The head of the world's first French international 24-hour news channel has told Press Gazette it will challenge the "Anglo-Saxon view" when it launches in the first week of December.
FRANCE 24 will initially broadcast two channels 24/7 — one in French and the other in English — to Europe, Africa, the Middle East, and the East coast of the US.
The channel's managing director, Jean-Yves Bonsergent, said: "People are less willing to accept just one opinion. The new generation of opinion leaders who are familiar with the internet and blogs, want to have a different point of view on the subjects that they are interested in.
"You have the Anglo-Saxon view represented by CNN International and BBC World. On the other side you have the Middle Eastern perspective that is focused around Al Jazeera.

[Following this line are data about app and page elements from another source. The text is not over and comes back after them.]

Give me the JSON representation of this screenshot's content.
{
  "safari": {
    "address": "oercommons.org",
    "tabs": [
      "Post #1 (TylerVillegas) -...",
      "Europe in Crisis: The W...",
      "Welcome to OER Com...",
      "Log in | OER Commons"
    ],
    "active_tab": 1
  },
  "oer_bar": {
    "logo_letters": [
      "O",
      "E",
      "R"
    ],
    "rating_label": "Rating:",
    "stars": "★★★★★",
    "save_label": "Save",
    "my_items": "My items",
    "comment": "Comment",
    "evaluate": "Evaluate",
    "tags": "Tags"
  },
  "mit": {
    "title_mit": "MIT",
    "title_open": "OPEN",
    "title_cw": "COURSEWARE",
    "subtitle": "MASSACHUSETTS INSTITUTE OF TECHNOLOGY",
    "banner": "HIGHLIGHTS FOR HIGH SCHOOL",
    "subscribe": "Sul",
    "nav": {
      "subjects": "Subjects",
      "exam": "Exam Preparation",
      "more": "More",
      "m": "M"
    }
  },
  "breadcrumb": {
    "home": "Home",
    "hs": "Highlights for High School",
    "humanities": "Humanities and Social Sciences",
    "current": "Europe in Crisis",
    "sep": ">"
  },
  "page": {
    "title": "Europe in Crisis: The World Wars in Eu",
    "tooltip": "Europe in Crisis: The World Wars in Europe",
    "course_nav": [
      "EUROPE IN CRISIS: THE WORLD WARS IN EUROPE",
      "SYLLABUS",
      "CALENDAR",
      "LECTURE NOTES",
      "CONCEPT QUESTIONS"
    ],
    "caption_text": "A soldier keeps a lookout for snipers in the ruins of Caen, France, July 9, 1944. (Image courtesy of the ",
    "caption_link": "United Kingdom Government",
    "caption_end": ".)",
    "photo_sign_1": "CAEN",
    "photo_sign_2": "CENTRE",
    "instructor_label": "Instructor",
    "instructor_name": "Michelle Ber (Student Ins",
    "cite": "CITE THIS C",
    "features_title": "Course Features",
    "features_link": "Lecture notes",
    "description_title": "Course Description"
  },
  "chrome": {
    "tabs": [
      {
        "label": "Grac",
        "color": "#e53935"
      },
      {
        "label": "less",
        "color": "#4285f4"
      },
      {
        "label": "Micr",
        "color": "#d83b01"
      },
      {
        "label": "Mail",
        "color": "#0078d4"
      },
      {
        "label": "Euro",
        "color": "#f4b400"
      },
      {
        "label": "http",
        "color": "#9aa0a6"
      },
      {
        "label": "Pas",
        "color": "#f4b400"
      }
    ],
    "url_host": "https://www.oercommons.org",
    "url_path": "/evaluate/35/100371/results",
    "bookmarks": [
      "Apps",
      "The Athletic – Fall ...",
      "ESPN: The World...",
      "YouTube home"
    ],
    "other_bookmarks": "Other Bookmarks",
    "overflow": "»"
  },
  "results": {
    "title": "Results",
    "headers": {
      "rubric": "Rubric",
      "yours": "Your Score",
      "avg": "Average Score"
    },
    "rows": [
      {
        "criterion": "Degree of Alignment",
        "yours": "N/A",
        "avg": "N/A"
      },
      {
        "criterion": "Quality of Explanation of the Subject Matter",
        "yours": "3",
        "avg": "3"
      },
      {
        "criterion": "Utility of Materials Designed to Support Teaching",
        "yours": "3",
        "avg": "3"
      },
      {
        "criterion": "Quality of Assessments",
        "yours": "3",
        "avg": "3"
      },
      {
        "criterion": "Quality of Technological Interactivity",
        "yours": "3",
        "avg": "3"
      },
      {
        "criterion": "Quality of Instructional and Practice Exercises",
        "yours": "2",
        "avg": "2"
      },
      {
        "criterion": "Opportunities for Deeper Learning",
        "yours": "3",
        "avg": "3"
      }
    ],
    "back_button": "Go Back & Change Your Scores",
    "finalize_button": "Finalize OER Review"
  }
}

What we want to be at FRANCE 24 is an alternative in order to have a different view and fresh outlook on what is international news."
An Arabic FRANCE 24 channel is planned for 2007, followed by a Spanish version within three years.
During the 2002 election campaign, president Jacques Chirac promised a "CNN à la française" and he is understood to be committed to a station that will "spread the values of France and its global vision throughout the world."
FRANCE 24 has said that its content will be influenced by three main French values — diversity, debate and culture.
The channel's annual budget, met by the French taxpayer, will be £50m, about an eighth of CNN.
Equally owned by the TF1 and France Télévisions groups, FRANCE 24 will launch its global news coverage with a dedicated staff of more than 170 bilingual broadcast journalists in Paris, as well as correspondents reporting from bureaus around the world.
The French channel will utilise existing correspondents from TF1 and France Télévisions as well as its own correspondents on long-term contracts and stringers.
FRANCE 24 already has a number of British journalists on its staff including: Natacha Butler, who has worked for Russia Today and AFP; Catherine Galloway who has experience at the BBC and Deutsche Welle TV, and Marc Owen who has worked for Granada TV and HTV.
In the UK, FRANCE 24 has been added to the start-up offer of channels on the Sky network.